Watch out for these little things that can get between you and a budding friendship.
As we grow up, the bonds of friendship are solidified and strengthened. But most of us find that it isn’t always easy to make friends or to keep them over time.
Why does a friendship deteriorate? Has it ever happened to you that you stopped talking to a friend and the relationship slowly dissolved? This can happen with any kind of relationship, from the first steps of friendship to spousal love.
Where are some common threats to our relationships? If we recognize the problem right away, it will be easier to detect it and stop it from happening.
Here is a list of 7 reasons why a relationship might fall apart or dissolve.
Relationships require us to get out of our own little bubble, and sometimes out of our comfort zone. We have to get up and moving to get together or make contact. If we let ourselves be ruled by laziness, we look for excuses to postpone plans to get together with others, or not make any at all. In the end, that’s detrimental to our friendship or relationship.
The comfort of our couch at home and of not having to be presentable in public wins out. This physical laziness leads to intellectual laziness. We end up spending all our time playing computer games or watching movies and TV series.
The first step to overcoming this inertia is to set a time limit for our screen time, and to make a point to prioritize our plans with friends or family.
If we’re more prone to criticizing others than to complimenting them, it alienates us from them. Even if our negative comments reflect a real problem, but we say them in a way that doesn’t respect and help the other person, it will only push them away. If, on the contrary, our words are based on rumors or gossip, they make us disloyal. No one wants disloyal friends.
If there is something about someone that we think needs correcting, we should tell them with charity and discretion. Pointing out something like this can be very helpful when it’s done with the right attitude and with the intention of helping the other person. Look for the right moment: This requires patience not to say things at the very moment they pop into our heads.
Do you spend time on your relationships? Beyond sending text messages, you need to spent time with other people in person. Show them that you’re interested in things they care about, talk with them and get to know each other for real. There are many aspects of communication that are lost when you’re not physically present.
In relationships you need to be generous in many things:
- doing favors that take time
- being aware of what’s going on in other people’s lives
- making the effort to leave home to see each other in person.
Are you willing to “waste time” with people?
Prejudices and preconceived ideas are barriers that make it difficult to start a friendship. It’s impossible to be cordial and respectful if we’ve already decided we don’t like a person based on superficial criteria and assumptions.
Prejudices can be rooted in social, ethnic, or religious issues that prevent us from making friends with colleagues, neighbors or family.
Is there someone you’ve met whom you’ve judged without getting to know them, because of prejudice?

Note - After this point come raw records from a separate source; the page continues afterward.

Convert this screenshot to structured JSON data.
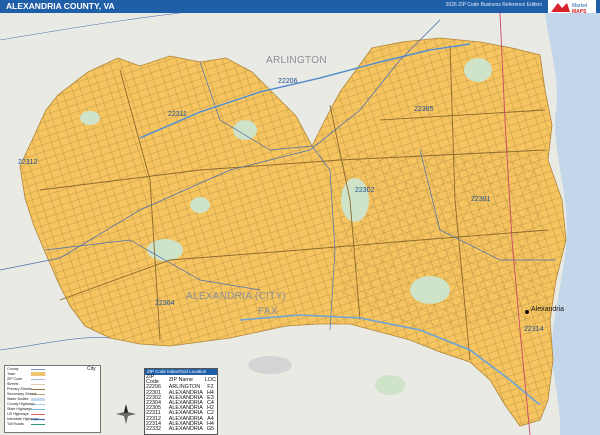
{
  "header": {
    "title": "ALEXANDRIA COUNTY, VA",
    "edition": "2026 ZIP Code Business Reference Edition",
    "logo_line1": "Market",
    "logo_line2": "MAPS"
  },
  "map": {
    "place_labels": [
      "ARLINGTON",
      "ALEXANDRIA (CITY)",
      "FAX"
    ],
    "city_label": "Alexandria",
    "zip_labels": [
      "22206",
      "22311",
      "22312",
      "22305",
      "22302",
      "22301",
      "22304",
      "22314"
    ],
    "colors": {
      "zip_area": "#f6c560",
      "background": "#e9eae3",
      "water": "#c3d6ea",
      "park": "#cfe3c8",
      "road": "#9a7b3a",
      "boundary": "#4f6fb0",
      "highway": "#6da4d8",
      "header": "#1f5fa8"
    }
  },
  "legend": {
    "items": [
      "County",
      "Town",
      "ZIP Code",
      "Streets",
      "Primary Streets",
      "Secondary Streets",
      "Water Bodies",
      "County Highways",
      "State Highways",
      "US Highways",
      "Interstate Highways",
      "Toll Roads"
    ],
    "city_symbol_text": "City"
  },
  "zip_table": {
    "header": "ZIP Code Index/Grid Location",
    "columns": [
      "ZIP Code",
      "ZIP Name",
      "LOC"
    ],
    "rows": [
      [
        "22206",
        "ARLINGTON",
        "F2"
      ],
      [
        "22301",
        "ALEXANDRIA",
        "H4"
      ],
      [
        "22302",
        "ALEXANDRIA",
        "E3"
      ],
      [
        "22304",
        "ALEXANDRIA",
        "C4"
      ],
      [
        "22305",
        "ALEXANDRIA",
        "H2"
      ],
      [
        "22311",
        "ALEXANDRIA",
        "C2"
      ],
      [
        "22312",
        "ALEXANDRIA",
        "A4"
      ],
      [
        "22314",
        "ALEXANDRIA",
        "H4"
      ],
      [
        "22332",
        "ALEXANDRIA",
        "G5"
      ]
    ]
  }
}
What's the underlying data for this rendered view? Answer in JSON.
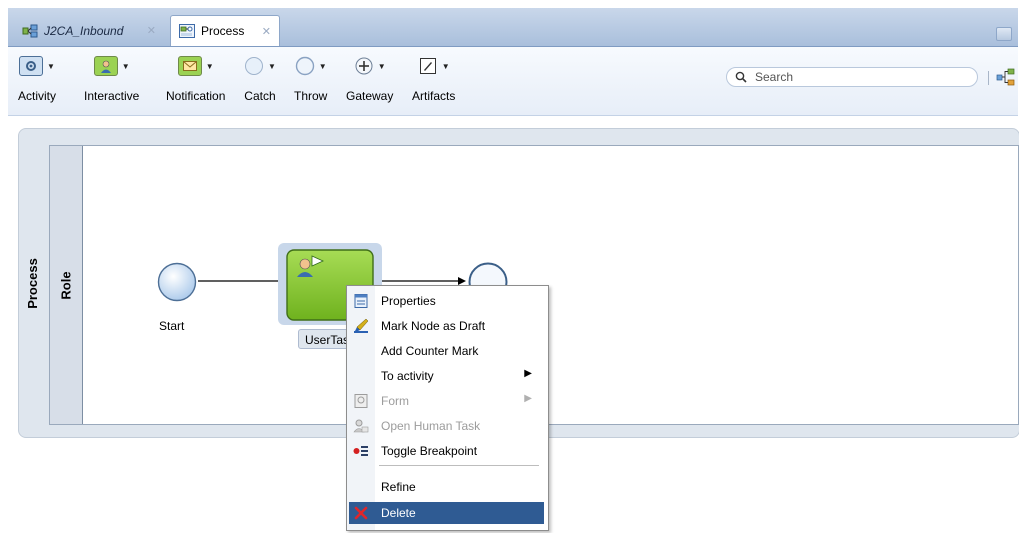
{
  "tabs": [
    {
      "label": "J2CA_Inbound",
      "active": false
    },
    {
      "label": "Process",
      "active": true
    }
  ],
  "toolbar": {
    "tools": [
      {
        "label": "Activity",
        "icon": "activity-icon"
      },
      {
        "label": "Interactive",
        "icon": "interactive-icon"
      },
      {
        "label": "Notification",
        "icon": "notification-icon"
      },
      {
        "label": "Catch",
        "icon": "catch-event-icon"
      },
      {
        "label": "Throw",
        "icon": "throw-event-icon"
      },
      {
        "label": "Gateway",
        "icon": "gateway-icon"
      },
      {
        "label": "Artifacts",
        "icon": "artifacts-icon"
      }
    ],
    "search_placeholder": "Search"
  },
  "diagram": {
    "pool_label": "Process",
    "lane_label": "Role",
    "start_label": "Start",
    "task_label": "UserTas"
  },
  "context_menu": {
    "items": [
      {
        "label": "Properties",
        "icon": "properties-icon",
        "enabled": true
      },
      {
        "label": "Mark Node as Draft",
        "icon": "mark-draft-icon",
        "enabled": true
      },
      {
        "label": "Add Counter Mark",
        "icon": "",
        "enabled": true
      },
      {
        "label": "To activity",
        "icon": "",
        "enabled": true,
        "submenu": true
      },
      {
        "label": "Form",
        "icon": "form-icon",
        "enabled": false,
        "submenu": true
      },
      {
        "label": "Open Human Task",
        "icon": "human-task-icon",
        "enabled": false
      },
      {
        "label": "Toggle Breakpoint",
        "icon": "breakpoint-icon",
        "enabled": true
      },
      {
        "label": "Refine",
        "icon": "",
        "enabled": true
      },
      {
        "label": "Delete",
        "icon": "delete-icon",
        "enabled": true,
        "selected": true
      }
    ]
  },
  "colors": {
    "tab_strip": "#b6c8e0",
    "menu_selection": "#2f5b93",
    "task_fill": "#8fcc3c",
    "event_fill": "#cfe2f7",
    "pool_fill": "#dfe6ee"
  }
}
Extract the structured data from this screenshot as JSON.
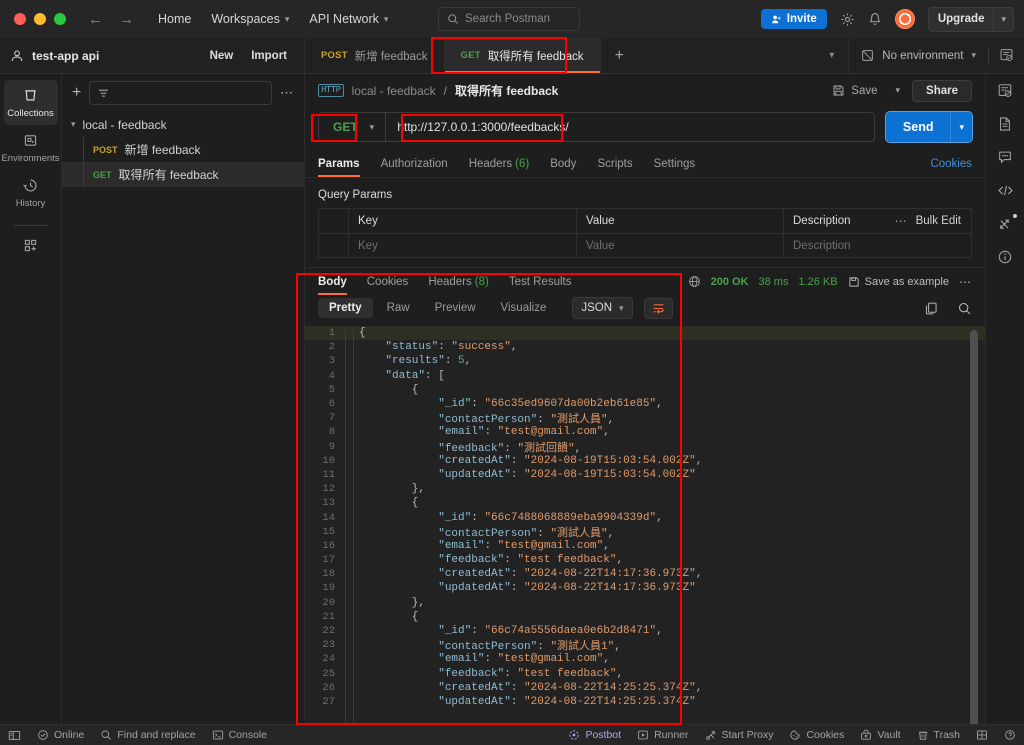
{
  "titlebar": {
    "nav": {
      "back": "←",
      "forward": "→"
    },
    "menu": [
      {
        "label": "Home",
        "caret": false
      },
      {
        "label": "Workspaces",
        "caret": true
      },
      {
        "label": "API Network",
        "caret": true
      }
    ],
    "search_placeholder": "Search Postman",
    "invite_label": "Invite",
    "upgrade_label": "Upgrade"
  },
  "workspace": {
    "name": "test-app api",
    "new_label": "New",
    "import_label": "Import",
    "tabs": [
      {
        "method": "POST",
        "label": "新增 feedback",
        "active": false
      },
      {
        "method": "GET",
        "label": "取得所有 feedback",
        "active": true
      }
    ],
    "add_tab": "+",
    "environment": "No environment"
  },
  "rail": {
    "items": [
      {
        "label": "Collections",
        "icon": "collections-icon",
        "active": true
      },
      {
        "label": "Environments",
        "icon": "environments-icon",
        "active": false
      },
      {
        "label": "History",
        "icon": "history-icon",
        "active": false
      }
    ],
    "add_label": "add-module-icon"
  },
  "collections": {
    "filter_placeholder": "",
    "tree": {
      "root": "local - feedback",
      "requests": [
        {
          "method": "POST",
          "name": "新增 feedback",
          "selected": false
        },
        {
          "method": "GET",
          "name": "取得所有 feedback",
          "selected": true
        }
      ]
    }
  },
  "request": {
    "breadcrumb": {
      "protocol": "HTTP",
      "collection": "local - feedback",
      "separator": "/",
      "name": "取得所有 feedback"
    },
    "save_label": "Save",
    "share_label": "Share",
    "method": "GET",
    "url": "http://127.0.0.1:3000/feedbacks/",
    "send_label": "Send",
    "tabs": [
      {
        "label": "Params",
        "count": "",
        "active": true
      },
      {
        "label": "Authorization",
        "count": "",
        "active": false
      },
      {
        "label": "Headers",
        "count": "(6)",
        "active": false
      },
      {
        "label": "Body",
        "count": "",
        "active": false
      },
      {
        "label": "Scripts",
        "count": "",
        "active": false
      },
      {
        "label": "Settings",
        "count": "",
        "active": false
      }
    ],
    "cookies_link": "Cookies",
    "query_params": {
      "title": "Query Params",
      "headers": [
        "Key",
        "Value",
        "Description"
      ],
      "bulk_edit": "Bulk Edit",
      "rows": [
        {
          "key": "Key",
          "value": "Value",
          "description": "Description"
        }
      ]
    }
  },
  "response": {
    "tabs": [
      {
        "label": "Body",
        "count": "",
        "active": true
      },
      {
        "label": "Cookies",
        "count": "",
        "active": false
      },
      {
        "label": "Headers",
        "count": "(8)",
        "active": false
      },
      {
        "label": "Test Results",
        "count": "",
        "active": false
      }
    ],
    "status": "200 OK",
    "time": "38 ms",
    "size": "1.26 KB",
    "save_as_example": "Save as example",
    "view_modes": [
      {
        "label": "Pretty",
        "active": true
      },
      {
        "label": "Raw",
        "active": false
      },
      {
        "label": "Preview",
        "active": false
      },
      {
        "label": "Visualize",
        "active": false
      }
    ],
    "format": "JSON",
    "body_lines": [
      {
        "n": 1,
        "tokens": [
          {
            "t": "p",
            "v": "{"
          }
        ]
      },
      {
        "n": 2,
        "tokens": [
          {
            "t": "p",
            "v": "    "
          },
          {
            "t": "k",
            "v": "\"status\""
          },
          {
            "t": "p",
            "v": ": "
          },
          {
            "t": "s",
            "v": "\"success\""
          },
          {
            "t": "p",
            "v": ","
          }
        ]
      },
      {
        "n": 3,
        "tokens": [
          {
            "t": "p",
            "v": "    "
          },
          {
            "t": "k",
            "v": "\"results\""
          },
          {
            "t": "p",
            "v": ": "
          },
          {
            "t": "n",
            "v": "5"
          },
          {
            "t": "p",
            "v": ","
          }
        ]
      },
      {
        "n": 4,
        "tokens": [
          {
            "t": "p",
            "v": "    "
          },
          {
            "t": "k",
            "v": "\"data\""
          },
          {
            "t": "p",
            "v": ": ["
          }
        ]
      },
      {
        "n": 5,
        "tokens": [
          {
            "t": "p",
            "v": "        {"
          }
        ]
      },
      {
        "n": 6,
        "tokens": [
          {
            "t": "p",
            "v": "            "
          },
          {
            "t": "k",
            "v": "\"_id\""
          },
          {
            "t": "p",
            "v": ": "
          },
          {
            "t": "s",
            "v": "\"66c35ed9607da00b2eb61e85\""
          },
          {
            "t": "p",
            "v": ","
          }
        ]
      },
      {
        "n": 7,
        "tokens": [
          {
            "t": "p",
            "v": "            "
          },
          {
            "t": "k",
            "v": "\"contactPerson\""
          },
          {
            "t": "p",
            "v": ": "
          },
          {
            "t": "s",
            "v": "\"測試人員\""
          },
          {
            "t": "p",
            "v": ","
          }
        ]
      },
      {
        "n": 8,
        "tokens": [
          {
            "t": "p",
            "v": "            "
          },
          {
            "t": "k",
            "v": "\"email\""
          },
          {
            "t": "p",
            "v": ": "
          },
          {
            "t": "s",
            "v": "\"test@gmail.com\""
          },
          {
            "t": "p",
            "v": ","
          }
        ]
      },
      {
        "n": 9,
        "tokens": [
          {
            "t": "p",
            "v": "            "
          },
          {
            "t": "k",
            "v": "\"feedback\""
          },
          {
            "t": "p",
            "v": ": "
          },
          {
            "t": "s",
            "v": "\"測試回饋\""
          },
          {
            "t": "p",
            "v": ","
          }
        ]
      },
      {
        "n": 10,
        "tokens": [
          {
            "t": "p",
            "v": "            "
          },
          {
            "t": "k",
            "v": "\"createdAt\""
          },
          {
            "t": "p",
            "v": ": "
          },
          {
            "t": "s",
            "v": "\"2024-08-19T15:03:54.002Z\""
          },
          {
            "t": "p",
            "v": ","
          }
        ]
      },
      {
        "n": 11,
        "tokens": [
          {
            "t": "p",
            "v": "            "
          },
          {
            "t": "k",
            "v": "\"updatedAt\""
          },
          {
            "t": "p",
            "v": ": "
          },
          {
            "t": "s",
            "v": "\"2024-08-19T15:03:54.002Z\""
          }
        ]
      },
      {
        "n": 12,
        "tokens": [
          {
            "t": "p",
            "v": "        },"
          }
        ]
      },
      {
        "n": 13,
        "tokens": [
          {
            "t": "p",
            "v": "        {"
          }
        ]
      },
      {
        "n": 14,
        "tokens": [
          {
            "t": "p",
            "v": "            "
          },
          {
            "t": "k",
            "v": "\"_id\""
          },
          {
            "t": "p",
            "v": ": "
          },
          {
            "t": "s",
            "v": "\"66c7488068889eba9904339d\""
          },
          {
            "t": "p",
            "v": ","
          }
        ]
      },
      {
        "n": 15,
        "tokens": [
          {
            "t": "p",
            "v": "            "
          },
          {
            "t": "k",
            "v": "\"contactPerson\""
          },
          {
            "t": "p",
            "v": ": "
          },
          {
            "t": "s",
            "v": "\"測試人員\""
          },
          {
            "t": "p",
            "v": ","
          }
        ]
      },
      {
        "n": 16,
        "tokens": [
          {
            "t": "p",
            "v": "            "
          },
          {
            "t": "k",
            "v": "\"email\""
          },
          {
            "t": "p",
            "v": ": "
          },
          {
            "t": "s",
            "v": "\"test@gmail.com\""
          },
          {
            "t": "p",
            "v": ","
          }
        ]
      },
      {
        "n": 17,
        "tokens": [
          {
            "t": "p",
            "v": "            "
          },
          {
            "t": "k",
            "v": "\"feedback\""
          },
          {
            "t": "p",
            "v": ": "
          },
          {
            "t": "s",
            "v": "\"test feedback\""
          },
          {
            "t": "p",
            "v": ","
          }
        ]
      },
      {
        "n": 18,
        "tokens": [
          {
            "t": "p",
            "v": "            "
          },
          {
            "t": "k",
            "v": "\"createdAt\""
          },
          {
            "t": "p",
            "v": ": "
          },
          {
            "t": "s",
            "v": "\"2024-08-22T14:17:36.973Z\""
          },
          {
            "t": "p",
            "v": ","
          }
        ]
      },
      {
        "n": 19,
        "tokens": [
          {
            "t": "p",
            "v": "            "
          },
          {
            "t": "k",
            "v": "\"updatedAt\""
          },
          {
            "t": "p",
            "v": ": "
          },
          {
            "t": "s",
            "v": "\"2024-08-22T14:17:36.973Z\""
          }
        ]
      },
      {
        "n": 20,
        "tokens": [
          {
            "t": "p",
            "v": "        },"
          }
        ]
      },
      {
        "n": 21,
        "tokens": [
          {
            "t": "p",
            "v": "        {"
          }
        ]
      },
      {
        "n": 22,
        "tokens": [
          {
            "t": "p",
            "v": "            "
          },
          {
            "t": "k",
            "v": "\"_id\""
          },
          {
            "t": "p",
            "v": ": "
          },
          {
            "t": "s",
            "v": "\"66c74a5556daea0e6b2d8471\""
          },
          {
            "t": "p",
            "v": ","
          }
        ]
      },
      {
        "n": 23,
        "tokens": [
          {
            "t": "p",
            "v": "            "
          },
          {
            "t": "k",
            "v": "\"contactPerson\""
          },
          {
            "t": "p",
            "v": ": "
          },
          {
            "t": "s",
            "v": "\"測試人員1\""
          },
          {
            "t": "p",
            "v": ","
          }
        ]
      },
      {
        "n": 24,
        "tokens": [
          {
            "t": "p",
            "v": "            "
          },
          {
            "t": "k",
            "v": "\"email\""
          },
          {
            "t": "p",
            "v": ": "
          },
          {
            "t": "s",
            "v": "\"test@gmail.com\""
          },
          {
            "t": "p",
            "v": ","
          }
        ]
      },
      {
        "n": 25,
        "tokens": [
          {
            "t": "p",
            "v": "            "
          },
          {
            "t": "k",
            "v": "\"feedback\""
          },
          {
            "t": "p",
            "v": ": "
          },
          {
            "t": "s",
            "v": "\"test feedback\""
          },
          {
            "t": "p",
            "v": ","
          }
        ]
      },
      {
        "n": 26,
        "tokens": [
          {
            "t": "p",
            "v": "            "
          },
          {
            "t": "k",
            "v": "\"createdAt\""
          },
          {
            "t": "p",
            "v": ": "
          },
          {
            "t": "s",
            "v": "\"2024-08-22T14:25:25.374Z\""
          },
          {
            "t": "p",
            "v": ","
          }
        ]
      },
      {
        "n": 27,
        "tokens": [
          {
            "t": "p",
            "v": "            "
          },
          {
            "t": "k",
            "v": "\"updatedAt\""
          },
          {
            "t": "p",
            "v": ": "
          },
          {
            "t": "s",
            "v": "\"2024-08-22T14:25:25.374Z\""
          }
        ]
      }
    ]
  },
  "statusbar": {
    "left": [
      {
        "label": "Online",
        "icon": "online-icon"
      },
      {
        "label": "Find and replace",
        "icon": "search-icon"
      },
      {
        "label": "Console",
        "icon": "console-icon"
      }
    ],
    "right": [
      {
        "label": "Postbot",
        "icon": "postbot-icon"
      },
      {
        "label": "Runner",
        "icon": "runner-icon"
      },
      {
        "label": "Start Proxy",
        "icon": "proxy-icon"
      },
      {
        "label": "Cookies",
        "icon": "cookies-icon"
      },
      {
        "label": "Vault",
        "icon": "vault-icon"
      },
      {
        "label": "Trash",
        "icon": "trash-icon"
      }
    ]
  },
  "colors": {
    "accent": "#ff6c37",
    "primary": "#0b72d4",
    "get_green": "#4aa24a",
    "post_yellow": "#c9a227",
    "annotation": "#ff0000"
  }
}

Try learning more about what concerns you. Don’t judge them based on stereotypes; look instead to what they actually do and say. Don’t let trends and tendencies in social networks tell you what to think. Check things out for yourself.
When we’re upset about something but we don’t talk about it, that silence distances us from the other person. Silence can be a form of passive-aggressiveness or contempt. Keeping silence can also cause us to begin to make an internal list of grievances: negative things that we refuse to forget.
To combat this, we must face the problem and talk about it at an appropriate time so we can resolve the conflict.
If someone is just an acquaintance, neither of us expect much from the relationship. If we want to have a real friendship, it is not enough for us to run into each other at parties, to have a drink together in a group setting, or to greet each other on social occasions.
Do you really know your friends? Beyond laughing and having fun together, do you know what their dreams and concerns are? Are they really part of your life, and are you part of theirs?
Do you share who you really are with other people? If something serious were to happen, could you count on them and they on you?
Get out of the shallow end and look for deeper conversations that will lead to greater trust.
Look at any of your friendships, and ask yourself if you have this relationship only because it benefits you. Are you thinking of yourself more than the other person? Are you looking for an economic, social or emotional benefit from this relationship?
If you’re only looking for your own pleasure or benefit and to do what you like, if you don’t let the other person talk, or don’t care about their opinions or preferences, then you’re being an egoist.
How can you overcome selfishness? Think about the other person: what they like, what their aspirations are, what you can do for them.
This is how friendship can transform you